* **What is needed**:
In full and without deviation, write out the entries that follow.

***** Supplied entries

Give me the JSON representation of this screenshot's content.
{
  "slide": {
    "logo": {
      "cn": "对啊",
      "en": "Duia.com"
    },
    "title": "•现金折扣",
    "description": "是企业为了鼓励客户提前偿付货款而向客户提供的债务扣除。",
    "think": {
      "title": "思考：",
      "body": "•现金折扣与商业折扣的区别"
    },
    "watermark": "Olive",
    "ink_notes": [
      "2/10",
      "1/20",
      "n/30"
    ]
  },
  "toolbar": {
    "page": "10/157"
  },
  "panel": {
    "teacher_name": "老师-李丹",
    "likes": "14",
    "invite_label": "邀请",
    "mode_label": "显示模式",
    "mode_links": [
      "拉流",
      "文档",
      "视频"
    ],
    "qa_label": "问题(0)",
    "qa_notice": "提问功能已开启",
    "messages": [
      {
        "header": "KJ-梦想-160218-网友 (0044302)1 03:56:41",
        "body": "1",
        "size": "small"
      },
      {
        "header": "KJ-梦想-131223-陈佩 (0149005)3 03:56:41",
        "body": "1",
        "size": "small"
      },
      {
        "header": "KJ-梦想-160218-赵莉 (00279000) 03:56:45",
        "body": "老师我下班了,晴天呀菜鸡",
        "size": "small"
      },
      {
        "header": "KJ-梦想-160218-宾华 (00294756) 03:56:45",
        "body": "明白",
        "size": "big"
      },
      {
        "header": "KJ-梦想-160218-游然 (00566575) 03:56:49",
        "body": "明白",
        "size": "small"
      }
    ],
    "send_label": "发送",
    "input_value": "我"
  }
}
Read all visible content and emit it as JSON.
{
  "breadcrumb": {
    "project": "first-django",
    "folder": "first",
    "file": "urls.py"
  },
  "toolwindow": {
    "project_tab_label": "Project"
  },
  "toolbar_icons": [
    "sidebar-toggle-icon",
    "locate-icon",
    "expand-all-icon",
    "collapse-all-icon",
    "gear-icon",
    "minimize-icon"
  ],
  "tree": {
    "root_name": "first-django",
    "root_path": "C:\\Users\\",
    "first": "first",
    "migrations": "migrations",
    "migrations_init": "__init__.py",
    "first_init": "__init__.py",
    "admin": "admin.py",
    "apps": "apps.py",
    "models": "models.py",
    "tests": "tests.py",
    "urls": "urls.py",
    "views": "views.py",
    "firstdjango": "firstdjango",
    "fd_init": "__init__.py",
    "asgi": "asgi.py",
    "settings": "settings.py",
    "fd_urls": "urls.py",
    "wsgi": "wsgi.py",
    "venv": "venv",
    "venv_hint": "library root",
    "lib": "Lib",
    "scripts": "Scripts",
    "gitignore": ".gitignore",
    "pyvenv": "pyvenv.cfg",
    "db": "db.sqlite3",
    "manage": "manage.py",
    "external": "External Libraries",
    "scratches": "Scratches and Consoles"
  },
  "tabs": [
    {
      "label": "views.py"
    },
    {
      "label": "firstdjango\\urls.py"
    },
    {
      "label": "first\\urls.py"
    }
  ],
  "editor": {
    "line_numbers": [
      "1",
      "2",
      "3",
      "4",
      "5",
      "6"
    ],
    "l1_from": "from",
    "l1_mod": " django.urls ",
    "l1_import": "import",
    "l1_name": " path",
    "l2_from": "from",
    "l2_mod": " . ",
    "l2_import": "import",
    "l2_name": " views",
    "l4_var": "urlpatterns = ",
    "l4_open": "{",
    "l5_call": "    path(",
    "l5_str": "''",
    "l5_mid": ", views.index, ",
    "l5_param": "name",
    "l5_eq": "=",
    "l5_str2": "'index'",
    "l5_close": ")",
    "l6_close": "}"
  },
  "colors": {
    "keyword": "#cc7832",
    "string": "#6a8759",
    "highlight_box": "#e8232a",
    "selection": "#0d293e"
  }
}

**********

* **Answer for this exercise**:
Give me the JSON representation of this screenshot's content.
{
  "slide": {
    "logo": {
      "cn": "对啊",
      "en": "Duia.com"
    },
    "title": "•现金折扣",
    "description": "是企业为了鼓励客户提前偿付货款而向客户提供的债务扣除。",
    "think": {
      "title": "思考：",
      "body": "•现金折扣与商业折扣的区别"
    },
    "watermark": "Olive",
    "ink_notes": [
      "2/10",
      "1/20",
      "n/30"
    ]
  },
  "toolbar": {
    "page": "10/157"
  },
  "panel": {
    "teacher_name": "老师-李丹",
    "likes": "14",
    "invite_label": "邀请",
    "mode_label": "显示模式",
    "mode_links": [
      "拉流",
      "文档",
      "视频"
    ],
    "qa_label": "问题(0)",
    "qa_notice": "提问功能已开启",
    "messages": [
      {
        "header": "KJ-梦想-160218-网友 (0044302)1 03:56:41",
        "body": "1",
        "size": "small"
      },
      {
        "header": "KJ-梦想-131223-陈佩 (0149005)3 03:56:41",
        "body": "1",
        "size": "small"
      },
      {
        "header": "KJ-梦想-160218-赵莉 (00279000) 03:56:45",
        "body": "老师我下班了,晴天呀菜鸡",
        "size": "small"
      },
      {
        "header": "KJ-梦想-160218-宾华 (00294756) 03:56:45",
        "body": "明白",
        "size": "big"
      },
      {
        "header": "KJ-梦想-160218-游然 (00566575) 03:56:49",
        "body": "明白",
        "size": "small"
      }
    ],
    "send_label": "发送",
    "input_value": "我"
  }
}
Read all visible content and emit it as JSON.
{
  "breadcrumb": {
    "project": "first-django",
    "folder": "first",
    "file": "urls.py"
  },
  "toolwindow": {
    "project_tab_label": "Project"
  },
  "toolbar_icons": [
    "sidebar-toggle-icon",
    "locate-icon",
    "expand-all-icon",
    "collapse-all-icon",
    "gear-icon",
    "minimize-icon"
  ],
  "tree": {
    "root_name": "first-django",
    "root_path": "C:\\Users\\",
    "first": "first",
    "migrations": "migrations",
    "migrations_init": "__init__.py",
    "first_init": "__init__.py",
    "admin": "admin.py",
    "apps": "apps.py",
    "models": "models.py",
    "tests": "tests.py",
    "urls": "urls.py",
    "views": "views.py",
    "firstdjango": "firstdjango",
    "fd_init": "__init__.py",
    "asgi": "asgi.py",
    "settings": "settings.py",
    "fd_urls": "urls.py",
    "wsgi": "wsgi.py",
    "venv": "venv",
    "venv_hint": "library root",
    "lib": "Lib",
    "scripts": "Scripts",
    "gitignore": ".gitignore",
    "pyvenv": "pyvenv.cfg",
    "db": "db.sqlite3",
    "manage": "manage.py",
    "external": "External Libraries",
    "scratches": "Scratches and Consoles"
  },
  "tabs": [
    {
      "label": "views.py"
    },
    {
      "label": "firstdjango\\urls.py"
    },
    {
      "label": "first\\urls.py"
    }
  ],
  "editor": {
    "line_numbers": [
      "1",
      "2",
      "3",
      "4",
      "5",
      "6"
    ],
    "l1_from": "from",
    "l1_mod": " django.urls ",
    "l1_import": "import",
    "l1_name": " path",
    "l2_from": "from",
    "l2_mod": " . ",
    "l2_import": "import",
    "l2_name": " views",
    "l4_var": "urlpatterns = ",
    "l4_open": "{",
    "l5_call": "    path(",
    "l5_str": "''",
    "l5_mid": ", views.index, ",
    "l5_param": "name",
    "l5_eq": "=",
    "l5_str2": "'index'",
    "l5_close": ")",
    "l6_close": "}"
  },
  "colors": {
    "keyword": "#cc7832",
    "string": "#6a8759",
    "highlight_box": "#e8232a",
    "selection": "#0d293e"
  }
}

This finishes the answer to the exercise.